Louisiana Tough Drug Addiction Laws

Drug Rehabilitation Advocates Meet State Officials

At the South Louisiana Community College campus, advocates and government officials Director Marjorie Esman, Judge Fredericka Wicker, Pelican Institute of Public Policy President Kevin Kane, Sen. Fred Mills, R-Parks, and Rep. Terry Landry, D-Lafayette addressed issues plaguing the state’s prison system. From a news report on this meeting: 

LAFAYETTE, La. — Looking ahead at the next legislative session, Louisiana officials joined the state’s American Civil Liberties Union chapter and the Pelican Institute for Public Policy in Lafayette on Wednesday to hold a forum on criminal justice reform.

Louisiana’s state drug laws are some of the toughest in the country. The majority of inmates incarcerated in Louisiana are there for non-violent drug-related offenses. Many civil rights advocates question whether incarceration is actually a deterrent to drug use. They cite a lack of inmate rehabilitation as one of the problems with the current system.

Drug Problems In Louisiana

Louisiana has the reputation of being one of the most prolific drug distribution and trafficking states along the Gulf Coast. There are certain geographic features that lend themselves to trafficking drugs:

  • 397 miles of coastline that is completely oriented to maritime smuggling
  • 6,000 miles of completely navigable waterways
  • Nearly 7,800 miles of broken coastline
  • The I-10 and I-20 corridors transverse the state from east to west while I-49 runs north and south
  • The Mississippi River waterway is the main north-south distribution and trafficking corridor through the state

The relative ease with which drug smuggling can take place has resulted in stiff penalties for drug possession and trafficking. However, some say the laws target low-level users and offenders who could be rehabilitated, along with those who maliciously entrap Louisianans in addiction. This has many in the state questioning if Louisiana law needs to be changed to focus on drug trafficking instead of drug users.

“Louisiana, in addition to having the highest number of nonviolent offenders serving life without parole, actually has the highest incarceration rate in the world,” said ACLU Executive Director Marjorie Esman  “We lock up more of own people here in Louisiana than any other place in the world.”

As always, a vital part of the solution is having enough drug rehab centers available to help those who, if not addicted, would be no threat to anyone.
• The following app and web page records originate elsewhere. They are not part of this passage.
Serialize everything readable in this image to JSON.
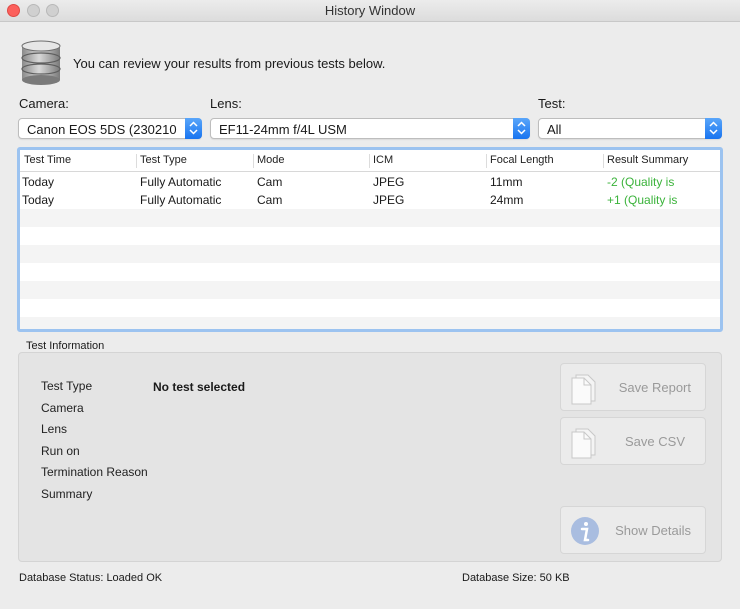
{
  "window": {
    "title": "History Window"
  },
  "intro": {
    "text": "You can review your results from previous tests below."
  },
  "filters": {
    "camera_label": "Camera:",
    "camera_value": "Canon EOS 5DS (230210...",
    "lens_label": "Lens:",
    "lens_value": "EF11-24mm f/4L USM",
    "test_label": "Test:",
    "test_value": "All"
  },
  "table": {
    "columns": [
      "Test Time",
      "Test Type",
      "Mode",
      "ICM",
      "Focal Length",
      "Result Summary"
    ],
    "rows": [
      {
        "time": "Today",
        "type": "Fully Automatic",
        "mode": "Cam",
        "icm": "JPEG",
        "focal": "11mm",
        "summary": "-2 (Quality is"
      },
      {
        "time": "Today",
        "type": "Fully Automatic",
        "mode": "Cam",
        "icm": "JPEG",
        "focal": "24mm",
        "summary": "+1 (Quality is"
      }
    ]
  },
  "info": {
    "group_title": "Test Information",
    "labels": [
      "Test Type",
      "Camera",
      "Lens",
      "Run on",
      "Termination Reason",
      "Summary"
    ],
    "test_type_value": "No test selected"
  },
  "buttons": {
    "save_report": "Save Report",
    "save_csv": "Save CSV",
    "show_details": "Show Details"
  },
  "status": {
    "db_status": "Database Status: Loaded OK",
    "db_size": "Database Size: 50 KB"
  },
  "colors": {
    "accent": "#1874f0",
    "positive": "#3bb33b",
    "close": "#fc605c"
  }
}
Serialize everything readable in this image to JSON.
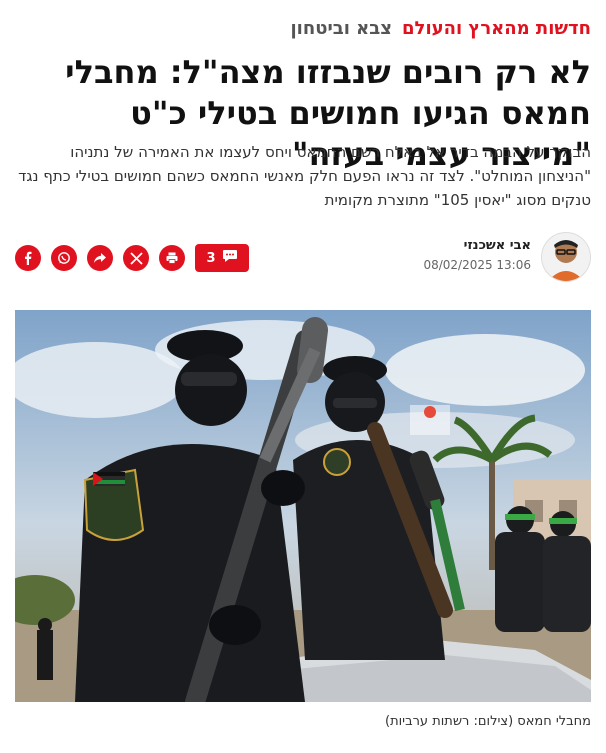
{
  "breadcrumb": {
    "section": "חדשות מהארץ והעולם",
    "subsection": "צבא וביטחון"
  },
  "headline": "לא רק רובים שנבזזו מצה\"ל: מחבלי חמאס הגיעו חמושים בטילי כ\"ט \"מייצור עצמי בעזה\"",
  "subtitle": "הבוקר על הבמה בדיר אל באלח רשם החמאס ויחס לעצמו את האמירה של נתניהו \"הניצחון המוחלט\". לצד זה נראו הפעם חלק מאנשי החמאס כשהם חמושים בטילי כתף נגד טנקים מסוג \"יאסין 105\" מתוצרת מקומית",
  "author": {
    "name": "אבי אשכנזי",
    "date": "08/02/2025 13:06"
  },
  "share": {
    "comment_count": "3",
    "icons": [
      "facebook-icon",
      "whatsapp-icon",
      "share-icon",
      "x-icon",
      "print-icon"
    ]
  },
  "caption": "מחבלי חמאס (צילום: רשתות ערביות)",
  "colors": {
    "accent": "#e1121f",
    "text": "#111111",
    "muted": "#666666"
  }
}
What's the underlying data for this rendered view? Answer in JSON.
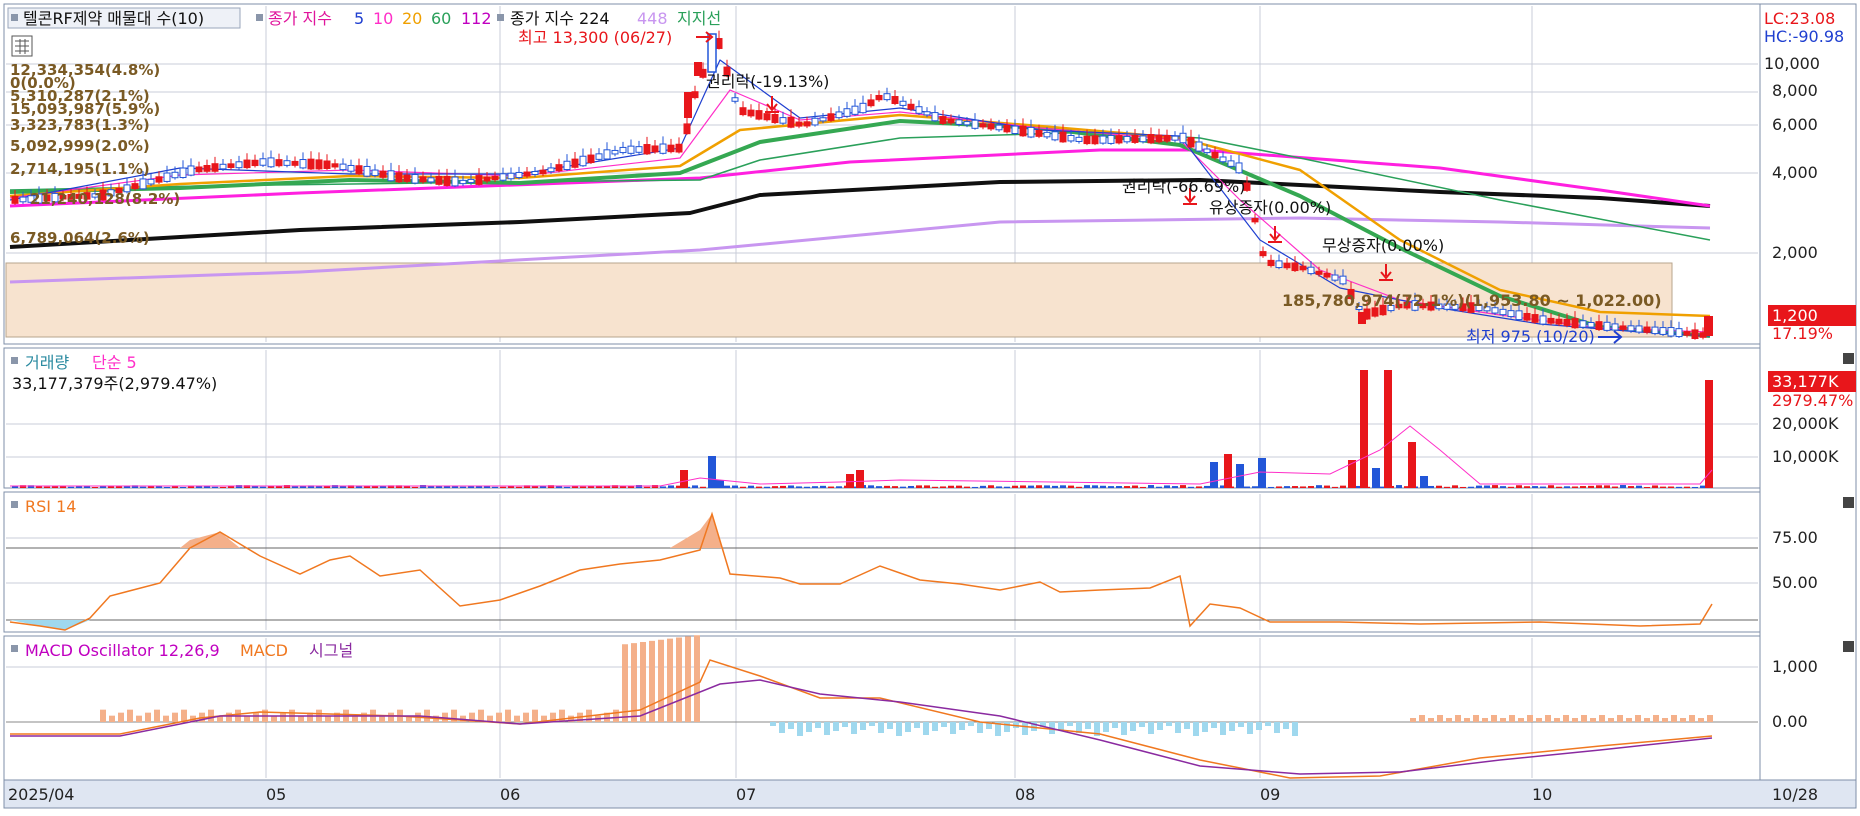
{
  "colors": {
    "up": "#e8161b",
    "down": "#2256d8",
    "ma5": "#1f3fd0",
    "ma10": "#ff2ec8",
    "ma20": "#f0a000",
    "ma60": "#2aa05a",
    "ma112": "#35a852",
    "ma224": "#101010",
    "ma448": "#c896f0",
    "envelope": "#ff20e0",
    "support_band": "#f7e3cf",
    "grid": "#c8ccd8",
    "axis_bg": "#dfe6f2"
  },
  "price_pane": {
    "title": "텔콘RF제약 매물대 수(10)",
    "legend_label": "종가 지수",
    "legend_periods": [
      "5",
      "10",
      "20",
      "60",
      "112"
    ],
    "legend_label2": "종가 지수 224",
    "legend_period_448": "448",
    "legend_support": "지지선",
    "lc": "LC:23.08",
    "hc": "HC:-90.98",
    "high_label": "최고 13,300 (06/27)",
    "low_label": "최저 975 (10/20)",
    "current_price": "1,200",
    "current_pct": "17.19%",
    "rights_1": "권리락(-19.13%)",
    "rights_2": "권리락(-66.69%)",
    "paid_increase": "유상증자(0.00%)",
    "bonus_issue": "무상증자(0.00%)",
    "band_summary": "185,780,974(72.1%)(1,953.80 ~ 1,022.00)",
    "volume_profile": [
      "12,334,354(4.8%)",
      "0(0.0%)",
      "5,310,287(2.1%)",
      "15,093,987(5.9%)",
      "3,323,783(1.3%)",
      "5,092,999(2.0%)",
      "2,714,195(1.1%)",
      "21,240,128(8.2%)",
      "6,789,064(2.6%)"
    ],
    "y_ticks": [
      "10,000",
      "8,000",
      "6,000",
      "4,000",
      "2,000"
    ]
  },
  "volume_pane": {
    "title": "거래량",
    "ma_label": "단순 5",
    "value_text": "33,177,379주(2,979.47%)",
    "badge": "33,177K",
    "badge_pct": "2979.47%",
    "y_ticks": [
      "20,000K",
      "10,000K"
    ]
  },
  "rsi_pane": {
    "title": "RSI 14",
    "y_ticks": [
      "75.00",
      "50.00"
    ]
  },
  "macd_pane": {
    "title_osc": "MACD Oscillator 12,26,9",
    "title_macd": "MACD",
    "title_signal": "시그널",
    "y_ticks": [
      "1,000",
      "0.00"
    ]
  },
  "x_axis": {
    "labels": [
      "2025/04",
      "05",
      "06",
      "07",
      "08",
      "09",
      "10",
      "10/28"
    ]
  },
  "chart_data": {
    "type": "candlestick",
    "title": "텔콘RF제약",
    "x_labels": [
      "2025/04",
      "05",
      "06",
      "07",
      "08",
      "09",
      "10",
      "10/28"
    ],
    "price_scale": "log",
    "price_ticks": [
      10000,
      8000,
      6000,
      4000,
      2000
    ],
    "high": {
      "value": 13300,
      "date": "06/27"
    },
    "low": {
      "value": 975,
      "date": "10/20"
    },
    "current": {
      "value": 1200,
      "change_pct": 17.19
    },
    "close_path": [
      {
        "x": "2025/04",
        "y": 3000
      },
      {
        "x": "05",
        "y": 4300
      },
      {
        "x": "06",
        "y": 3600
      },
      {
        "x": "06/27",
        "y": 11000
      },
      {
        "x": "07",
        "y": 6500
      },
      {
        "x": "08",
        "y": 5500
      },
      {
        "x": "09",
        "y": 1800
      },
      {
        "x": "10",
        "y": 1100
      },
      {
        "x": "10/28",
        "y": 1200
      }
    ],
    "volume_last": {
      "value": 33177379,
      "pct": 2979.47
    },
    "rsi_period": 14,
    "macd_params": [
      12,
      26,
      9
    ]
  }
}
Fifty years of experience at Narconon centers around the world has proven that many addicted people are happy to return to lawful, productive lives if they can just get the rehabilitation they need. Call us if someone you care about needs this kind of help.